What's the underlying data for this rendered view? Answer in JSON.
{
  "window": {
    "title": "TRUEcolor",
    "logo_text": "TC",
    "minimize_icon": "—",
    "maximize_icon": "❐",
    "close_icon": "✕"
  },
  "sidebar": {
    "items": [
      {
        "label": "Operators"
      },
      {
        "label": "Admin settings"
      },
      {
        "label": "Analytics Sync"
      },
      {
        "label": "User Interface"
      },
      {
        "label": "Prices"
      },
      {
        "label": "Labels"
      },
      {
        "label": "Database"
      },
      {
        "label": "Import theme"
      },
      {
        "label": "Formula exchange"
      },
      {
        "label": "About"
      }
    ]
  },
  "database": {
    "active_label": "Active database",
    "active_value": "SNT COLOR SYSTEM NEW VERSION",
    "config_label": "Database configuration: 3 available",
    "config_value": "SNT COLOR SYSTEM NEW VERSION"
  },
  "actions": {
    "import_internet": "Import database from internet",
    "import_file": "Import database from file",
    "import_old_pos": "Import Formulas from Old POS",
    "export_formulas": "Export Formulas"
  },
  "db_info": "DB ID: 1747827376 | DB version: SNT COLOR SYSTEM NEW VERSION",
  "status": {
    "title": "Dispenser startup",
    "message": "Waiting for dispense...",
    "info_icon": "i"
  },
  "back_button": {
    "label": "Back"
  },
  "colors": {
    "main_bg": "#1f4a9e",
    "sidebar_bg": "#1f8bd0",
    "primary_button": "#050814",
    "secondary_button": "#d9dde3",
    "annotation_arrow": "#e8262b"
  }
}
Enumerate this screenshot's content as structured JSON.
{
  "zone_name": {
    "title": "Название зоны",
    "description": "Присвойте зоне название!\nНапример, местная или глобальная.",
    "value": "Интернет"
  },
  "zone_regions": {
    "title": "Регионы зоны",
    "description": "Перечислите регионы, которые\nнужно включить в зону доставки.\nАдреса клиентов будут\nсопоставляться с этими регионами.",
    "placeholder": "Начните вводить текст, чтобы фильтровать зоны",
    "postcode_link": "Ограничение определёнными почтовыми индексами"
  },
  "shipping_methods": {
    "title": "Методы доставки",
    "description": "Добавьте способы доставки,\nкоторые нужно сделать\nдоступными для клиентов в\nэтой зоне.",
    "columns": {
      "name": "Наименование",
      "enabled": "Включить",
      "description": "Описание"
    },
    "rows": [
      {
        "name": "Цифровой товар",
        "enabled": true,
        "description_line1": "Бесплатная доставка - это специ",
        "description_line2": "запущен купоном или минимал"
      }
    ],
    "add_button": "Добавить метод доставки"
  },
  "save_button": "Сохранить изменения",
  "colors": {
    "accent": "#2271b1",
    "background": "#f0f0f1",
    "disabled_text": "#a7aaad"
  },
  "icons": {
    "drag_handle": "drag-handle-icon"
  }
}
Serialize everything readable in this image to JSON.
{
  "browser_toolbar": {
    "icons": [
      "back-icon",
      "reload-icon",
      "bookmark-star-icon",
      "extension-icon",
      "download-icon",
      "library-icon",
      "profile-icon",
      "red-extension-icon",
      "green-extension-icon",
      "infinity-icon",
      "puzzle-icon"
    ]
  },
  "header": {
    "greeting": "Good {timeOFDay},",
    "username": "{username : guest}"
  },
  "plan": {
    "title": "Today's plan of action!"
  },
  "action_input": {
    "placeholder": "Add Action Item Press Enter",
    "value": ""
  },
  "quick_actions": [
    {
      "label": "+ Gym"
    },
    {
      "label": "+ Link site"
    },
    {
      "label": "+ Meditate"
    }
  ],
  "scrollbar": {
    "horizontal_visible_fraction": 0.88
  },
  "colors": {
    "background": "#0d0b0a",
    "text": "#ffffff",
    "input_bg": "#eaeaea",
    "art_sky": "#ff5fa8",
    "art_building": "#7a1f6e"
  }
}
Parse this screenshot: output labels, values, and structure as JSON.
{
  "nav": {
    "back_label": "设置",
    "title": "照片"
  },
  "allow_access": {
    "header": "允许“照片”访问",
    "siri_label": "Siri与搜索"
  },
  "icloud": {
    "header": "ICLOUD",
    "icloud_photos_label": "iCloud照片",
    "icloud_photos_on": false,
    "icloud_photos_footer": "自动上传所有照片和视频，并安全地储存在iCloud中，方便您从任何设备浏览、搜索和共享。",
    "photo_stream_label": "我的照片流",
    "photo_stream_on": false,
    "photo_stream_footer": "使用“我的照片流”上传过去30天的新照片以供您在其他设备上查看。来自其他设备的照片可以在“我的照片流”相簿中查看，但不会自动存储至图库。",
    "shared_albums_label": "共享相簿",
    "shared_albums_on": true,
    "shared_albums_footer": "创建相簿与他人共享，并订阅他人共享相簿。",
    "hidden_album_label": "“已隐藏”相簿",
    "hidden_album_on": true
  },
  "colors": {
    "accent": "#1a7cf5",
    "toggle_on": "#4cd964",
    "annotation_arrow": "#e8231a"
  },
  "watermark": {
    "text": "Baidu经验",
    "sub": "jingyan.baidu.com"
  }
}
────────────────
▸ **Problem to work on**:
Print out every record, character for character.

▸ **Response**:
What's the underlying data for this rendered view? Answer in JSON.
{
  "window": {
    "title": "TRUEcolor",
    "logo_text": "TC",
    "minimize_icon": "—",
    "maximize_icon": "❐",
    "close_icon": "✕"
  },
  "sidebar": {
    "items": [
      {
        "label": "Operators"
      },
      {
        "label": "Admin settings"
      },
      {
        "label": "Analytics Sync"
      },
      {
        "label": "User Interface"
      },
      {
        "label": "Prices"
      },
      {
        "label": "Labels"
      },
      {
        "label": "Database"
      },
      {
        "label": "Import theme"
      },
      {
        "label": "Formula exchange"
      },
      {
        "label": "About"
      }
    ]
  },
  "database": {
    "active_label": "Active database",
    "active_value": "SNT COLOR SYSTEM NEW VERSION",
    "config_label": "Database configuration: 3 available",
    "config_value": "SNT COLOR SYSTEM NEW VERSION"
  },
  "actions": {
    "import_internet": "Import database from internet",
    "import_file": "Import database from file",
    "import_old_pos": "Import Formulas from Old POS",
    "export_formulas": "Export Formulas"
  },
  "db_info": "DB ID: 1747827376 | DB version: SNT COLOR SYSTEM NEW VERSION",
  "status": {
    "title": "Dispenser startup",
    "message": "Waiting for dispense...",
    "info_icon": "i"
  },
  "back_button": {
    "label": "Back"
  },
  "colors": {
    "main_bg": "#1f4a9e",
    "sidebar_bg": "#1f8bd0",
    "primary_button": "#050814",
    "secondary_button": "#d9dde3",
    "annotation_arrow": "#e8262b"
  }
}
Enumerate this screenshot's content as structured JSON.
{
  "zone_name": {
    "title": "Название зоны",
    "description": "Присвойте зоне название!\nНапример, местная или глобальная.",
    "value": "Интернет"
  },
  "zone_regions": {
    "title": "Регионы зоны",
    "description": "Перечислите регионы, которые\nнужно включить в зону доставки.\nАдреса клиентов будут\nсопоставляться с этими регионами.",
    "placeholder": "Начните вводить текст, чтобы фильтровать зоны",
    "postcode_link": "Ограничение определёнными почтовыми индексами"
  },
  "shipping_methods": {
    "title": "Методы доставки",
    "description": "Добавьте способы доставки,\nкоторые нужно сделать\nдоступными для клиентов в\nэтой зоне.",
    "columns": {
      "name": "Наименование",
      "enabled": "Включить",
      "description": "Описание"
    },
    "rows": [
      {
        "name": "Цифровой товар",
        "enabled": true,
        "description_line1": "Бесплатная доставка - это специ",
        "description_line2": "запущен купоном или минимал"
      }
    ],
    "add_button": "Добавить метод доставки"
  },
  "save_button": "Сохранить изменения",
  "colors": {
    "accent": "#2271b1",
    "background": "#f0f0f1",
    "disabled_text": "#a7aaad"
  },
  "icons": {
    "drag_handle": "drag-handle-icon"
  }
}
Serialize everything readable in this image to JSON.
{
  "browser_toolbar": {
    "icons": [
      "back-icon",
      "reload-icon",
      "bookmark-star-icon",
      "extension-icon",
      "download-icon",
      "library-icon",
      "profile-icon",
      "red-extension-icon",
      "green-extension-icon",
      "infinity-icon",
      "puzzle-icon"
    ]
  },
  "header": {
    "greeting": "Good {timeOFDay},",
    "username": "{username : guest}"
  },
  "plan": {
    "title": "Today's plan of action!"
  },
  "action_input": {
    "placeholder": "Add Action Item Press Enter",
    "value": ""
  },
  "quick_actions": [
    {
      "label": "+ Gym"
    },
    {
      "label": "+ Link site"
    },
    {
      "label": "+ Meditate"
    }
  ],
  "scrollbar": {
    "horizontal_visible_fraction": 0.88
  },
  "colors": {
    "background": "#0d0b0a",
    "text": "#ffffff",
    "input_bg": "#eaeaea",
    "art_sky": "#ff5fa8",
    "art_building": "#7a1f6e"
  }
}
Parse this screenshot: output labels, values, and structure as JSON.
{
  "nav": {
    "back_label": "设置",
    "title": "照片"
  },
  "allow_access": {
    "header": "允许“照片”访问",
    "siri_label": "Siri与搜索"
  },
  "icloud": {
    "header": "ICLOUD",
    "icloud_photos_label": "iCloud照片",
    "icloud_photos_on": false,
    "icloud_photos_footer": "自动上传所有照片和视频，并安全地储存在iCloud中，方便您从任何设备浏览、搜索和共享。",
    "photo_stream_label": "我的照片流",
    "photo_stream_on": false,
    "photo_stream_footer": "使用“我的照片流”上传过去30天的新照片以供您在其他设备上查看。来自其他设备的照片可以在“我的照片流”相簿中查看，但不会自动存储至图库。",
    "shared_albums_label": "共享相簿",
    "shared_albums_on": true,
    "shared_albums_footer": "创建相簿与他人共享，并订阅他人共享相簿。",
    "hidden_album_label": "“已隐藏”相簿",
    "hidden_album_on": true
  },
  "colors": {
    "accent": "#1a7cf5",
    "toggle_on": "#4cd964",
    "annotation_arrow": "#e8231a"
  },
  "watermark": {
    "text": "Baidu经验",
    "sub": "jingyan.baidu.com"
  }
}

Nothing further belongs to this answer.